Fig. 3. We used a car trunk as our filtration laboratory and a bensin-driven aggregate as a power supply for our pump. However, the water filtration is possible using a hand pump if a simpler way is preferred. Photo: Torbjørn Ekrem cc-by.

In our first experiment, we filtered 64 litres of water in the field and tested how different filtration techniques affect the eDNA-based invertebrate community results (Fig. 4).

We found out that mixed cellulose ester filters preserved either dry or in lysis buffer give the most consistent community composition (Fig. 5). Thus, we advocate filtering in the field, using mixed cellulose ester filters and preserving the filters either dry or in lysis buffer. You can find the results summarized in our recently published article:

Fig. 4. Experimental setup. Water samples were collected from two sites, the River Atna and the Lake Jonsvatn. One litre was filtered and eDNA captured onto 0.20-µm polyethersulfone (PES) or 0.45-µm mixed cellulose ester (CN) filters at the river site. At the lake site, eDNA was captured onto 0.45-µm CN filters either directly or after pre-filtration using 12-µm CN filters. Filters were stored in 99% ethanol (EtOH), silica gel (Dry), Qiagen lysis buffer ATL (Buffer) or kept cold (Ice) until DNA was extracted in the laboratory. 500 mL of molecular grade water was filtered and the filters stored with the respective methods as negative controls (B). Fig. 1 in Majaneva et al. 2018 Sci Rep 8: 4682.
Fig. 5. Similarity of community composition in River Atna (a,b) and in Lake Jonsvatn (c,d) samples.
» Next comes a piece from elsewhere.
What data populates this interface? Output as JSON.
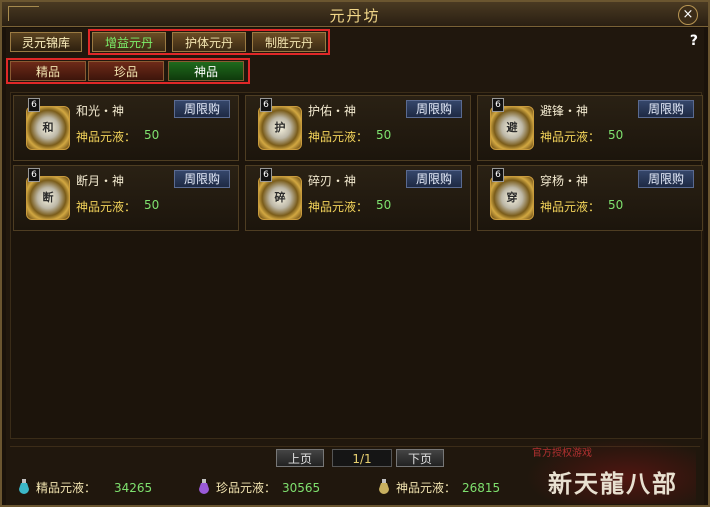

The solid line gives the mean similarity and the dashed lines give the 95% confidence intervals. If the 95 % confidence intervals overlap, there is no difference in the methods. The small letters denote significantly different groupings of treatments. Fig. 4 in Majaneva et al. 2018 Sci Rep 8: 4682.

One of the goals of the EBAI project is to distribute knowledge on DNA metabarcoding. We started with a small workshop with two students: Zhenhua Sun from Chalmers University, Sweden and Xiaolong Lin from NTNU University Museum. Our goal was to go through the steps of sample processing using own datasets.

To have a proper feeling on the methodology, we went to sample some water for eDNA analyses in Theissendammen. A suitable outfit for this kind of near-city sampling is a smart casual. (Photos Xiaolong Lin)

We expect to find mallard DNA in our samples. Also beaver is quite potential finding as Markus steps over a beaver dinner to go for the sample. (Photos Xiaolong Lin and Erik Boström)

We visited the molecular lab and Markus showed how to extract DNA and amplify your target gene in PCR as well as explained the paired-end sequencing. (Photos Xiaolong Lin)

Using our own laptops, we analyzed our data. (Photo Xiaolong Lin)

The second field-sampling trip in EBAI was directed to the Lake Jonsvatn on September 28. We sampled a depth gradient (0.25 m, 2 m, 7.5 m and 15 m) for benthic invertebrates starting from Trondhjems Roklub, and eDNA from water from the Roklub pier. Also, adult flying insects were sampled with a net. Weather conditions were perfect during the second successful field trip, and in addition to the samples, we got nice pictures including the spectacular panorama photo on top of the page.


Erik is sampling water from the pier. Photo: Torbjørn Ekrem.
Relaxing day in the field (at least for some of us). Photo: Elisabeth Stur.
Captain Hårsaker leaving the field site (we'll be back). Photo: Torbjørn Ekrem.

Field filtering requires some patience. Photo: Elisabeth Stur.